** Your instructions **
Print each record below character for character.

[[ Provided entries, beginning ]]

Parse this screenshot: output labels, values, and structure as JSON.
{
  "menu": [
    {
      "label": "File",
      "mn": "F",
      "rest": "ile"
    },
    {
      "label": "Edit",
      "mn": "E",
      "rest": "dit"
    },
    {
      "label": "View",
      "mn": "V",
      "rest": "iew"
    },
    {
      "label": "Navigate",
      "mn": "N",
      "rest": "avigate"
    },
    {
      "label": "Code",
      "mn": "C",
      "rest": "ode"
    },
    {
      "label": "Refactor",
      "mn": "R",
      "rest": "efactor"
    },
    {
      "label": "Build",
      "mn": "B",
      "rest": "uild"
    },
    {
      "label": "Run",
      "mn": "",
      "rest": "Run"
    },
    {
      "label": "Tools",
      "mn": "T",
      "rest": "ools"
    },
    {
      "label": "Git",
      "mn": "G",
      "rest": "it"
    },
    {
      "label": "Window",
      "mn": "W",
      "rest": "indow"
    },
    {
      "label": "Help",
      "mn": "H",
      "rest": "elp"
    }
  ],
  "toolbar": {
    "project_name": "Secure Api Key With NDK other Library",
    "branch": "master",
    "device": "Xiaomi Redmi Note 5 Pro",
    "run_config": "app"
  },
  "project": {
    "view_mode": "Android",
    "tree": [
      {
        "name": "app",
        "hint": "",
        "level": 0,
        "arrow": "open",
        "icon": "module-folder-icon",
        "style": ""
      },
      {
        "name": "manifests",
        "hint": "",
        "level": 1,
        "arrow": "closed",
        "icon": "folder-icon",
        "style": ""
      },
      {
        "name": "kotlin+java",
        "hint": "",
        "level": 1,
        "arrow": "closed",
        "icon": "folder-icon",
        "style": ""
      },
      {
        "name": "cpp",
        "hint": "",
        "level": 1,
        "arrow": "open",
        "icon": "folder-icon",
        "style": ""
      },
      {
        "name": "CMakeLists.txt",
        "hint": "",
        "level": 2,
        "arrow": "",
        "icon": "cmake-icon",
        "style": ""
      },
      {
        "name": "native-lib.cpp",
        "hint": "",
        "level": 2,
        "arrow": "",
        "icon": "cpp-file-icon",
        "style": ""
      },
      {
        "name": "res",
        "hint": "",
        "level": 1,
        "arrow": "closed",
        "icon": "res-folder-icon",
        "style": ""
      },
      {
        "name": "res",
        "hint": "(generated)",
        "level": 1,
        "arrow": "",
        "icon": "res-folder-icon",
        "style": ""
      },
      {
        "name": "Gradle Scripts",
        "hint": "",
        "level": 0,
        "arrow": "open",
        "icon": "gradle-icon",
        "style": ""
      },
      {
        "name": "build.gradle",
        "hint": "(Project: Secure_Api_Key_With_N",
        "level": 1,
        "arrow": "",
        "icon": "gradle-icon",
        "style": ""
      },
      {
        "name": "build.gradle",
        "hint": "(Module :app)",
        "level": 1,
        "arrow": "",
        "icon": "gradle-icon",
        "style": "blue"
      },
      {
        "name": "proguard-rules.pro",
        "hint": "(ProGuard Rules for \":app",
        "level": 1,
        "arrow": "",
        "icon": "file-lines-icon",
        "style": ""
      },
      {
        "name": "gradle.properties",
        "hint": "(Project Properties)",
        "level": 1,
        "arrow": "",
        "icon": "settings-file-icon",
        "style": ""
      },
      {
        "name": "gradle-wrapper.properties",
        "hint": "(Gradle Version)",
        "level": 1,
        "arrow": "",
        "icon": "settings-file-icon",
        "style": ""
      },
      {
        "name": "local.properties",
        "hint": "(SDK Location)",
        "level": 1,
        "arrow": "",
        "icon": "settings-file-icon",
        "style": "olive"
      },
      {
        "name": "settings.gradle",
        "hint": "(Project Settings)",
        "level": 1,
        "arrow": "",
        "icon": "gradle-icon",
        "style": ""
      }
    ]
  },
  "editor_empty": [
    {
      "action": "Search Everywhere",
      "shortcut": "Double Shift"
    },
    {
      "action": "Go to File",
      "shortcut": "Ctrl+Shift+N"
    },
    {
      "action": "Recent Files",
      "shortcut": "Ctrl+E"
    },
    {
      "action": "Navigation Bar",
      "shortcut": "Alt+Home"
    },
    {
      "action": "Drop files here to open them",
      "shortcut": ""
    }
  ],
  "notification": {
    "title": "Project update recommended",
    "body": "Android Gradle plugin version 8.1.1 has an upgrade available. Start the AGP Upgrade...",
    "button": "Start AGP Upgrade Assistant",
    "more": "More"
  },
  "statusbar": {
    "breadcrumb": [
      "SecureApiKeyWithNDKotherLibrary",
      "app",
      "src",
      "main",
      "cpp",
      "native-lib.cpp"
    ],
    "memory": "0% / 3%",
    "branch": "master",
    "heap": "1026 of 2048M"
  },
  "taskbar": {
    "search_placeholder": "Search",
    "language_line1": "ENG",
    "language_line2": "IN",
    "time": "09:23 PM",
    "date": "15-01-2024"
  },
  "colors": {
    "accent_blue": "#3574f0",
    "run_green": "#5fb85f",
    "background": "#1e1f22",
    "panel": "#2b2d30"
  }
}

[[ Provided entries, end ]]

** Written solution **
Parse this screenshot: output labels, values, and structure as JSON.
{
  "menu": [
    {
      "label": "File",
      "mn": "F",
      "rest": "ile"
    },
    {
      "label": "Edit",
      "mn": "E",
      "rest": "dit"
    },
    {
      "label": "View",
      "mn": "V",
      "rest": "iew"
    },
    {
      "label": "Navigate",
      "mn": "N",
      "rest": "avigate"
    },
    {
      "label": "Code",
      "mn": "C",
      "rest": "ode"
    },
    {
      "label": "Refactor",
      "mn": "R",
      "rest": "efactor"
    },
    {
      "label": "Build",
      "mn": "B",
      "rest": "uild"
    },
    {
      "label": "Run",
      "mn": "",
      "rest": "Run"
    },
    {
      "label": "Tools",
      "mn": "T",
      "rest": "ools"
    },
    {
      "label": "Git",
      "mn": "G",
      "rest": "it"
    },
    {
      "label": "Window",
      "mn": "W",
      "rest": "indow"
    },
    {
      "label": "Help",
      "mn": "H",
      "rest": "elp"
    }
  ],
  "toolbar": {
    "project_name": "Secure Api Key With NDK other Library",
    "branch": "master",
    "device": "Xiaomi Redmi Note 5 Pro",
    "run_config": "app"
  },
  "project": {
    "view_mode": "Android",
    "tree": [
      {
        "name": "app",
        "hint": "",
        "level": 0,
        "arrow": "open",
        "icon": "module-folder-icon",
        "style": ""
      },
      {
        "name": "manifests",
        "hint": "",
        "level": 1,
        "arrow": "closed",
        "icon": "folder-icon",
        "style": ""
      },
      {
        "name": "kotlin+java",
        "hint": "",
        "level": 1,
        "arrow": "closed",
        "icon": "folder-icon",
        "style": ""
      },
      {
        "name": "cpp",
        "hint": "",
        "level": 1,
        "arrow": "open",
        "icon": "folder-icon",
        "style": ""
      },
      {
        "name": "CMakeLists.txt",
        "hint": "",
        "level": 2,
        "arrow": "",
        "icon": "cmake-icon",
        "style": ""
      },
      {
        "name": "native-lib.cpp",
        "hint": "",
        "level": 2,
        "arrow": "",
        "icon": "cpp-file-icon",
        "style": ""
      },
      {
        "name": "res",
        "hint": "",
        "level": 1,
        "arrow": "closed",
        "icon": "res-folder-icon",
        "style": ""
      },
      {
        "name": "res",
        "hint": "(generated)",
        "level": 1,
        "arrow": "",
        "icon": "res-folder-icon",
        "style": ""
      },
      {
        "name": "Gradle Scripts",
        "hint": "",
        "level": 0,
        "arrow": "open",
        "icon": "gradle-icon",
        "style": ""
      },
      {
        "name": "build.gradle",
        "hint": "(Project: Secure_Api_Key_With_N",
        "level": 1,
        "arrow": "",
        "icon": "gradle-icon",
        "style": ""
      },
      {
        "name": "build.gradle",
        "hint": "(Module :app)",
        "level": 1,
        "arrow": "",
        "icon": "gradle-icon",
        "style": "blue"
      },
      {
        "name": "proguard-rules.pro",
        "hint": "(ProGuard Rules for \":app",
        "level": 1,
        "arrow": "",
        "icon": "file-lines-icon",
        "style": ""
      },
      {
        "name": "gradle.properties",
        "hint": "(Project Properties)",
        "level": 1,
        "arrow": "",
        "icon": "settings-file-icon",
        "style": ""
      },
      {
        "name": "gradle-wrapper.properties",
        "hint": "(Gradle Version)",
        "level": 1,
        "arrow": "",
        "icon": "settings-file-icon",
        "style": ""
      },
      {
        "name": "local.properties",
        "hint": "(SDK Location)",
        "level": 1,
        "arrow": "",
        "icon": "settings-file-icon",
        "style": "olive"
      },
      {
        "name": "settings.gradle",
        "hint": "(Project Settings)",
        "level": 1,
        "arrow": "",
        "icon": "gradle-icon",
        "style": ""
      }
    ]
  },
  "editor_empty": [
    {
      "action": "Search Everywhere",
      "shortcut": "Double Shift"
    },
    {
      "action": "Go to File",
      "shortcut": "Ctrl+Shift+N"
    },
    {
      "action": "Recent Files",
      "shortcut": "Ctrl+E"
    },
    {
      "action": "Navigation Bar",
      "shortcut": "Alt+Home"
    },
    {
      "action": "Drop files here to open them",
      "shortcut": ""
    }
  ],
  "notification": {
    "title": "Project update recommended",
    "body": "Android Gradle plugin version 8.1.1 has an upgrade available. Start the AGP Upgrade...",
    "button": "Start AGP Upgrade Assistant",
    "more": "More"
  },
  "statusbar": {
    "breadcrumb": [
      "SecureApiKeyWithNDKotherLibrary",
      "app",
      "src",
      "main",
      "cpp",
      "native-lib.cpp"
    ],
    "memory": "0% / 3%",
    "branch": "master",
    "heap": "1026 of 2048M"
  },
  "taskbar": {
    "search_placeholder": "Search",
    "language_line1": "ENG",
    "language_line2": "IN",
    "time": "09:23 PM",
    "date": "15-01-2024"
  },
  "colors": {
    "accent_blue": "#3574f0",
    "run_green": "#5fb85f",
    "background": "#1e1f22",
    "panel": "#2b2d30"
  }
}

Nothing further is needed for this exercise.